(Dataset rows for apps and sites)
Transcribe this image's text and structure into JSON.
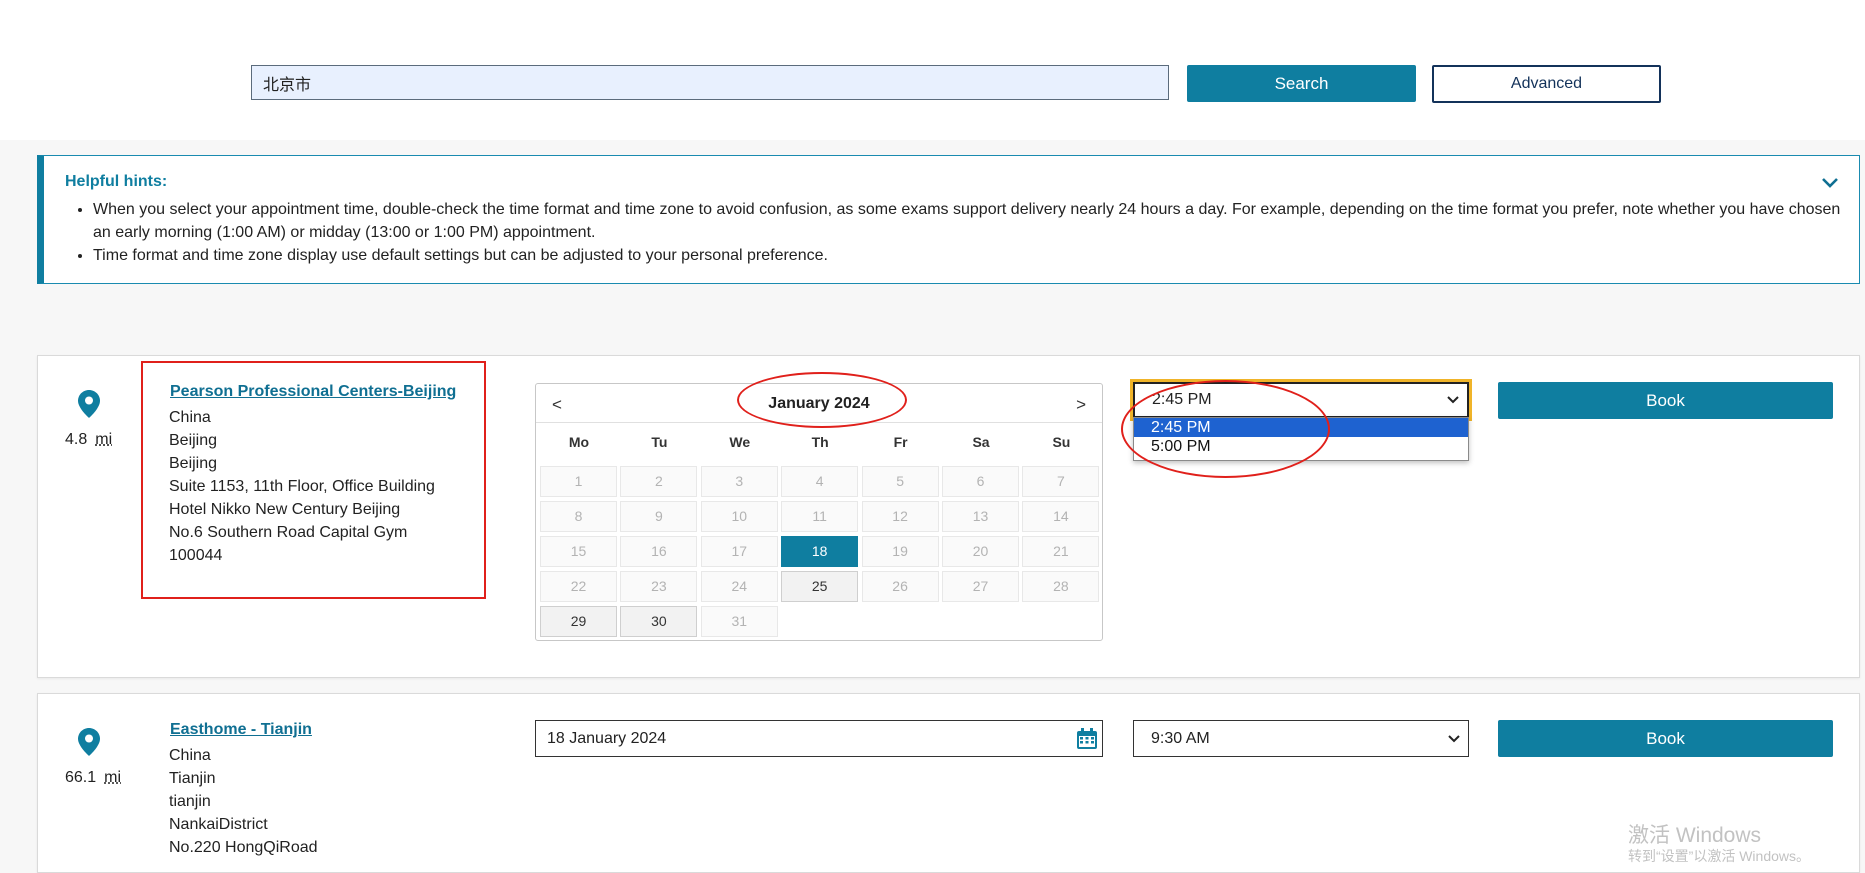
{
  "search": {
    "value": "北京市",
    "search_label": "Search",
    "advanced_label": "Advanced"
  },
  "hints": {
    "title": "Helpful hints:",
    "items": [
      "When you select your appointment time, double-check the time format and time zone to avoid confusion, as some exams support delivery nearly 24 hours a day. For example, depending on the time format you prefer, note whether you have chosen an early morning (1:00 AM) or midday (13:00 or 1:00 PM) appointment.",
      "Time format and time zone display use default settings but can be adjusted to your personal preference."
    ]
  },
  "results": [
    {
      "distance": "4.8",
      "unit": "mi",
      "name": "Pearson Professional Centers-Beijing",
      "address": [
        "China",
        "Beijing",
        "Beijing",
        "Suite 1153, 11th Floor, Office Building",
        "Hotel Nikko New Century Beijing",
        "No.6 Southern Road Capital Gym",
        "100044"
      ],
      "calendar": {
        "prev": "<",
        "next": ">",
        "month_label": "January 2024",
        "weekdays": [
          "Mo",
          "Tu",
          "We",
          "Th",
          "Fr",
          "Sa",
          "Su"
        ],
        "days": [
          "1",
          "2",
          "3",
          "4",
          "5",
          "6",
          "7",
          "8",
          "9",
          "10",
          "11",
          "12",
          "13",
          "14",
          "15",
          "16",
          "17",
          "18",
          "19",
          "20",
          "21",
          "22",
          "23",
          "24",
          "25",
          "26",
          "27",
          "28",
          "29",
          "30",
          "31"
        ],
        "available_days": [
          "25",
          "29",
          "30"
        ],
        "selected_day": "18"
      },
      "time_select": {
        "value": "2:45 PM",
        "options": [
          "2:45 PM",
          "5:00 PM"
        ],
        "highlighted_option": "2:45 PM"
      },
      "book_label": "Book"
    },
    {
      "distance": "66.1",
      "unit": "mi",
      "name": "Easthome - Tianjin",
      "address": [
        "China",
        "Tianjin",
        "tianjin",
        "NankaiDistrict",
        "No.220 HongQiRoad"
      ],
      "date_value": "18 January 2024",
      "time_select": {
        "value": "9:30 AM"
      },
      "book_label": "Book"
    }
  ],
  "watermark": {
    "line1": "激活 Windows",
    "line2": "转到“设置”以激活 Windows。"
  },
  "colors": {
    "accent": "#0f7ea0",
    "focus_outline": "#f0b429",
    "annotation_red": "#e0201b",
    "option_highlight": "#1e62d0"
  }
}
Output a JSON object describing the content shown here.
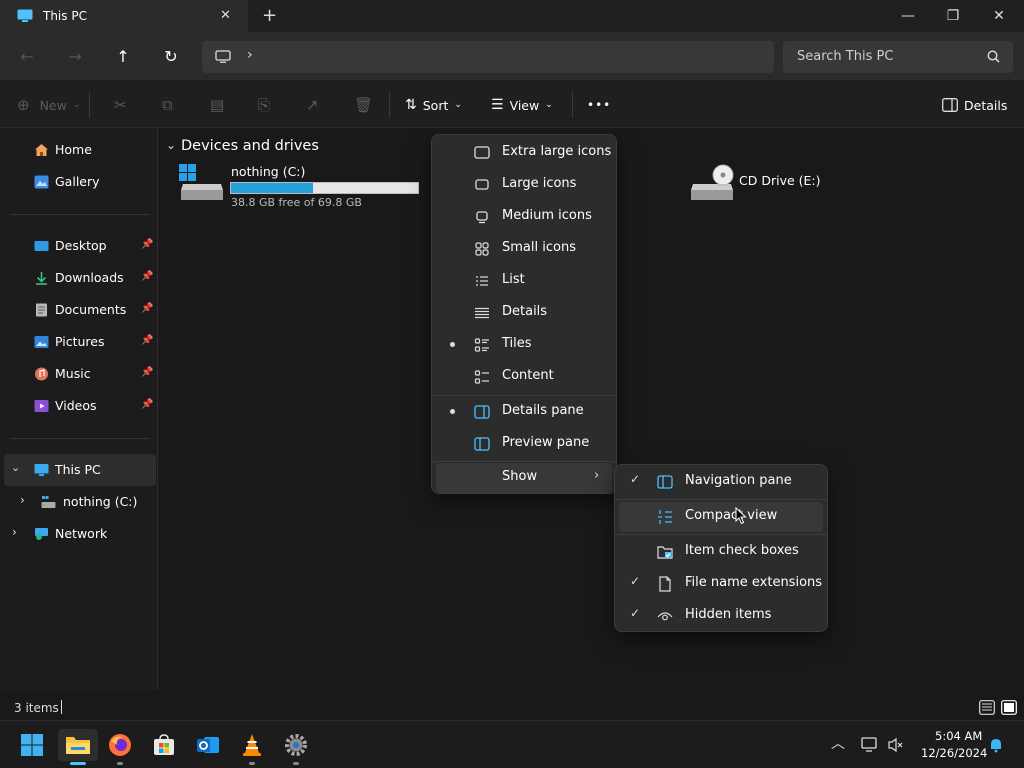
{
  "window": {
    "tab_title": "This PC",
    "new_tab": "+",
    "minimize": "—",
    "maximize": "❐",
    "close": "✕"
  },
  "address": {
    "search_placeholder": "Search This PC"
  },
  "commandbar": {
    "new_label": "New",
    "sort_label": "Sort",
    "view_label": "View",
    "more_label": "•••",
    "details_label": "Details"
  },
  "sidebar": {
    "items": [
      {
        "label": "Home",
        "icon": "home-icon"
      },
      {
        "label": "Gallery",
        "icon": "gallery-icon"
      },
      {
        "label": "Desktop",
        "icon": "desktop-icon"
      },
      {
        "label": "Downloads",
        "icon": "downloads-icon"
      },
      {
        "label": "Documents",
        "icon": "documents-icon"
      },
      {
        "label": "Pictures",
        "icon": "pictures-icon"
      },
      {
        "label": "Music",
        "icon": "music-icon"
      },
      {
        "label": "Videos",
        "icon": "videos-icon"
      },
      {
        "label": "This PC",
        "icon": "this-pc-icon"
      },
      {
        "label": "nothing (C:)",
        "icon": "drive-icon"
      },
      {
        "label": "Network",
        "icon": "network-icon"
      }
    ]
  },
  "content": {
    "group_header": "Devices and drives",
    "drives": [
      {
        "name": "nothing (C:)",
        "free": "38.8 GB free of 69.8 GB",
        "used_fraction": 0.44
      },
      {
        "name": "CD Drive (E:)"
      }
    ]
  },
  "view_menu": {
    "items": [
      {
        "label": "Extra large icons",
        "selected": false
      },
      {
        "label": "Large icons",
        "selected": false
      },
      {
        "label": "Medium icons",
        "selected": false
      },
      {
        "label": "Small icons",
        "selected": false
      },
      {
        "label": "List",
        "selected": false
      },
      {
        "label": "Details",
        "selected": false
      },
      {
        "label": "Tiles",
        "selected": true
      },
      {
        "label": "Content",
        "selected": false
      }
    ],
    "panes": [
      {
        "label": "Details pane",
        "selected": true
      },
      {
        "label": "Preview pane",
        "selected": false
      }
    ],
    "show_label": "Show"
  },
  "show_submenu": {
    "items": [
      {
        "label": "Navigation pane",
        "checked": true
      },
      {
        "label": "Compact view",
        "checked": false
      },
      {
        "label": "Item check boxes",
        "checked": false
      },
      {
        "label": "File name extensions",
        "checked": true
      },
      {
        "label": "Hidden items",
        "checked": true
      }
    ]
  },
  "status": {
    "item_count": "3 items"
  },
  "taskbar": {
    "time": "5:04 AM",
    "date": "12/26/2024"
  },
  "colors": {
    "accent": "#4cc2ff",
    "progress_fill": "#26a0da",
    "progress_track": "#e6e6e6"
  }
}
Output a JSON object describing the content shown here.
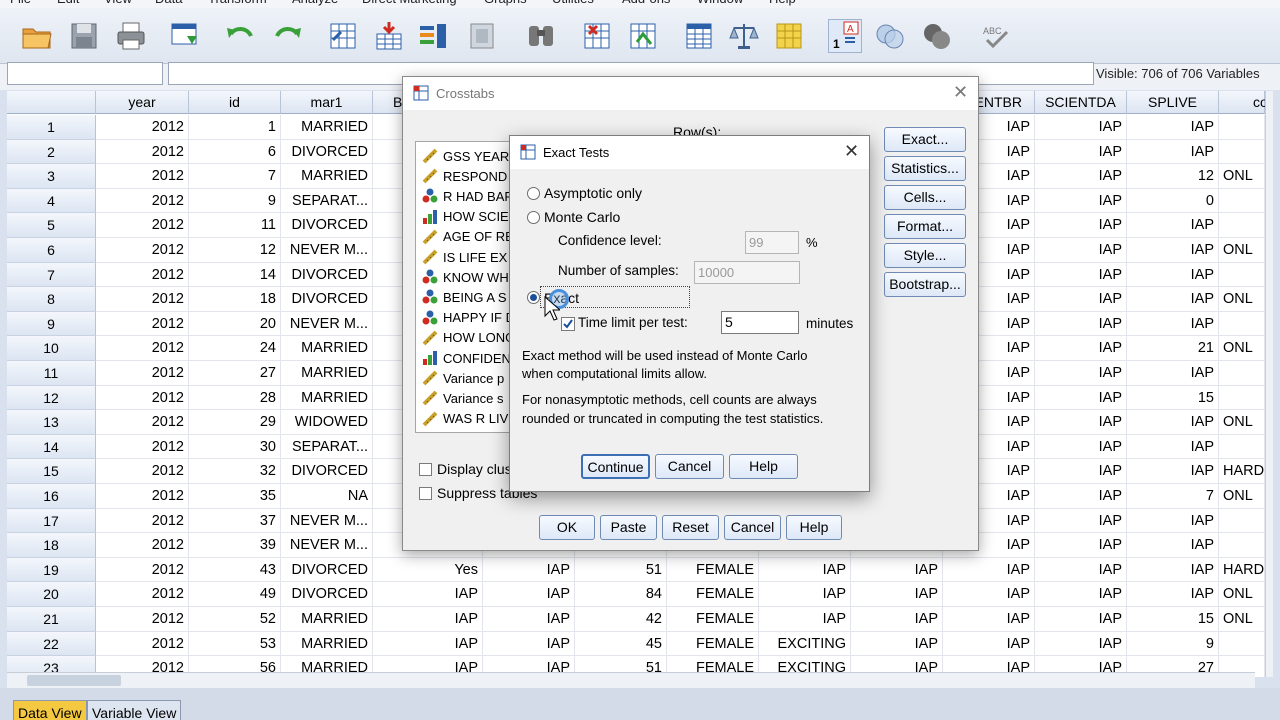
{
  "menu": [
    "File",
    "Edit",
    "View",
    "Data",
    "Transform",
    "Analyze",
    "Direct Marketing",
    "Graphs",
    "Utilities",
    "Add-ons",
    "Window",
    "Help"
  ],
  "status": {
    "visible": "Visible: 706 of 706 Variables"
  },
  "columns": [
    "year",
    "id",
    "mar1",
    "B",
    "",
    "",
    "",
    "",
    "",
    "ENTBR",
    "SCIENTDA",
    "SPLIVE",
    "co"
  ],
  "rows": [
    {
      "n": "1",
      "year": "2012",
      "id": "1",
      "mar1": "MARRIED",
      "entbr": "IAP",
      "scientda": "IAP",
      "splive": "IAP",
      "co": ""
    },
    {
      "n": "2",
      "year": "2012",
      "id": "6",
      "mar1": "DIVORCED",
      "entbr": "IAP",
      "scientda": "IAP",
      "splive": "IAP",
      "co": ""
    },
    {
      "n": "3",
      "year": "2012",
      "id": "7",
      "mar1": "MARRIED",
      "entbr": "IAP",
      "scientda": "IAP",
      "splive": "12",
      "co": "ONL"
    },
    {
      "n": "4",
      "year": "2012",
      "id": "9",
      "mar1": "SEPARAT...",
      "entbr": "IAP",
      "scientda": "IAP",
      "splive": "0",
      "co": ""
    },
    {
      "n": "5",
      "year": "2012",
      "id": "11",
      "mar1": "DIVORCED",
      "entbr": "IAP",
      "scientda": "IAP",
      "splive": "IAP",
      "co": ""
    },
    {
      "n": "6",
      "year": "2012",
      "id": "12",
      "mar1": "NEVER M...",
      "entbr": "IAP",
      "scientda": "IAP",
      "splive": "IAP",
      "co": "ONL"
    },
    {
      "n": "7",
      "year": "2012",
      "id": "14",
      "mar1": "DIVORCED",
      "entbr": "IAP",
      "scientda": "IAP",
      "splive": "IAP",
      "co": ""
    },
    {
      "n": "8",
      "year": "2012",
      "id": "18",
      "mar1": "DIVORCED",
      "entbr": "IAP",
      "scientda": "IAP",
      "splive": "IAP",
      "co": "ONL"
    },
    {
      "n": "9",
      "year": "2012",
      "id": "20",
      "mar1": "NEVER M...",
      "entbr": "IAP",
      "scientda": "IAP",
      "splive": "IAP",
      "co": ""
    },
    {
      "n": "10",
      "year": "2012",
      "id": "24",
      "mar1": "MARRIED",
      "entbr": "IAP",
      "scientda": "IAP",
      "splive": "21",
      "co": "ONL"
    },
    {
      "n": "11",
      "year": "2012",
      "id": "27",
      "mar1": "MARRIED",
      "entbr": "IAP",
      "scientda": "IAP",
      "splive": "IAP",
      "co": ""
    },
    {
      "n": "12",
      "year": "2012",
      "id": "28",
      "mar1": "MARRIED",
      "entbr": "IAP",
      "scientda": "IAP",
      "splive": "15",
      "co": ""
    },
    {
      "n": "13",
      "year": "2012",
      "id": "29",
      "mar1": "WIDOWED",
      "entbr": "IAP",
      "scientda": "IAP",
      "splive": "IAP",
      "co": "ONL"
    },
    {
      "n": "14",
      "year": "2012",
      "id": "30",
      "mar1": "SEPARAT...",
      "entbr": "IAP",
      "scientda": "IAP",
      "splive": "IAP",
      "co": ""
    },
    {
      "n": "15",
      "year": "2012",
      "id": "32",
      "mar1": "DIVORCED",
      "entbr": "IAP",
      "scientda": "IAP",
      "splive": "IAP",
      "co": "HARD"
    },
    {
      "n": "16",
      "year": "2012",
      "id": "35",
      "mar1": "NA",
      "entbr": "IAP",
      "scientda": "IAP",
      "splive": "7",
      "co": "ONL"
    },
    {
      "n": "17",
      "year": "2012",
      "id": "37",
      "mar1": "NEVER M...",
      "entbr": "IAP",
      "scientda": "IAP",
      "splive": "IAP",
      "co": ""
    },
    {
      "n": "18",
      "year": "2012",
      "id": "39",
      "mar1": "NEVER M...",
      "entbr": "IAP",
      "scientda": "IAP",
      "splive": "IAP",
      "co": ""
    },
    {
      "n": "19",
      "year": "2012",
      "id": "43",
      "mar1": "DIVORCED",
      "b": "Yes",
      "c5": "IAP",
      "c6": "51",
      "c7": "FEMALE",
      "c8": "IAP",
      "c9": "IAP",
      "entbr": "IAP",
      "scientda": "IAP",
      "splive": "IAP",
      "co": "HARD"
    },
    {
      "n": "20",
      "year": "2012",
      "id": "49",
      "mar1": "DIVORCED",
      "b": "IAP",
      "c5": "IAP",
      "c6": "84",
      "c7": "FEMALE",
      "c8": "IAP",
      "c9": "IAP",
      "entbr": "IAP",
      "scientda": "IAP",
      "splive": "IAP",
      "co": "ONL"
    },
    {
      "n": "21",
      "year": "2012",
      "id": "52",
      "mar1": "MARRIED",
      "b": "IAP",
      "c5": "IAP",
      "c6": "42",
      "c7": "FEMALE",
      "c8": "IAP",
      "c9": "IAP",
      "entbr": "IAP",
      "scientda": "IAP",
      "splive": "15",
      "co": "ONL"
    },
    {
      "n": "22",
      "year": "2012",
      "id": "53",
      "mar1": "MARRIED",
      "b": "IAP",
      "c5": "IAP",
      "c6": "45",
      "c7": "FEMALE",
      "c8": "EXCITING",
      "c9": "IAP",
      "entbr": "IAP",
      "scientda": "IAP",
      "splive": "9",
      "co": ""
    },
    {
      "n": "23",
      "year": "2012",
      "id": "56",
      "mar1": "MARRIED",
      "b": "IAP",
      "c5": "IAP",
      "c6": "51",
      "c7": "FEMALE",
      "c8": "EXCITING",
      "c9": "IAP",
      "entbr": "IAP",
      "scientda": "IAP",
      "splive": "27",
      "co": ""
    }
  ],
  "tabs": {
    "data_view": "Data View",
    "variable_view": "Variable View"
  },
  "crosstabs": {
    "title": "Crosstabs",
    "rows_label": "Row(s):",
    "variables": [
      {
        "icon": "ruler",
        "label": "GSS YEAR"
      },
      {
        "icon": "ruler",
        "label": "RESPOND"
      },
      {
        "icon": "nominal",
        "label": "R HAD BAF"
      },
      {
        "icon": "bar",
        "label": "HOW SCIE"
      },
      {
        "icon": "ruler",
        "label": "AGE OF RE"
      },
      {
        "icon": "ruler",
        "label": "IS LIFE EX"
      },
      {
        "icon": "nominal",
        "label": "KNOW WH"
      },
      {
        "icon": "nominal",
        "label": "BEING A S"
      },
      {
        "icon": "nominal",
        "label": "HAPPY IF D"
      },
      {
        "icon": "ruler",
        "label": "HOW LONG"
      },
      {
        "icon": "bar",
        "label": "CONFIDEN"
      },
      {
        "icon": "ruler",
        "label": "Variance p"
      },
      {
        "icon": "ruler",
        "label": "Variance s"
      },
      {
        "icon": "ruler",
        "label": "WAS R LIV"
      }
    ],
    "side_buttons": [
      "Exact...",
      "Statistics...",
      "Cells...",
      "Format...",
      "Style...",
      "Bootstrap..."
    ],
    "display_clustered": "Display clus",
    "suppress_tables": "Suppress tables",
    "buttons": {
      "ok": "OK",
      "paste": "Paste",
      "reset": "Reset",
      "cancel": "Cancel",
      "help": "Help"
    }
  },
  "exact_tests": {
    "title": "Exact Tests",
    "asymptotic": "Asymptotic only",
    "monte_carlo": "Monte Carlo",
    "confidence_label": "Confidence level:",
    "confidence_value": "99",
    "percent": "%",
    "samples_label": "Number of samples:",
    "samples_value": "10000",
    "exact": "Exact",
    "time_limit_label": "Time limit per test:",
    "time_limit_value": "5",
    "minutes": "minutes",
    "note1_line1": "Exact method will be used instead of Monte Carlo",
    "note1_line2": "when computational limits allow.",
    "note2_line1": "For nonasymptotic methods, cell counts are always",
    "note2_line2": "rounded or truncated in computing the test statistics.",
    "continue": "Continue",
    "cancel": "Cancel",
    "help": "Help",
    "selected": "exact",
    "time_limit_checked": true
  },
  "colors": {
    "accent": "#3d6fb5",
    "header_bg": "#dce5f2",
    "selected_tab": "#f5c842"
  }
}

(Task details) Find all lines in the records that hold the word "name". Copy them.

(Result)
      "name": "Pearson Professional Centers-Beijing",
      "name": "Easthome - Tianjin",
        "name": "nothing (C:)",
        "name": "CD Drive (E:)"
        "label": "File name extensions",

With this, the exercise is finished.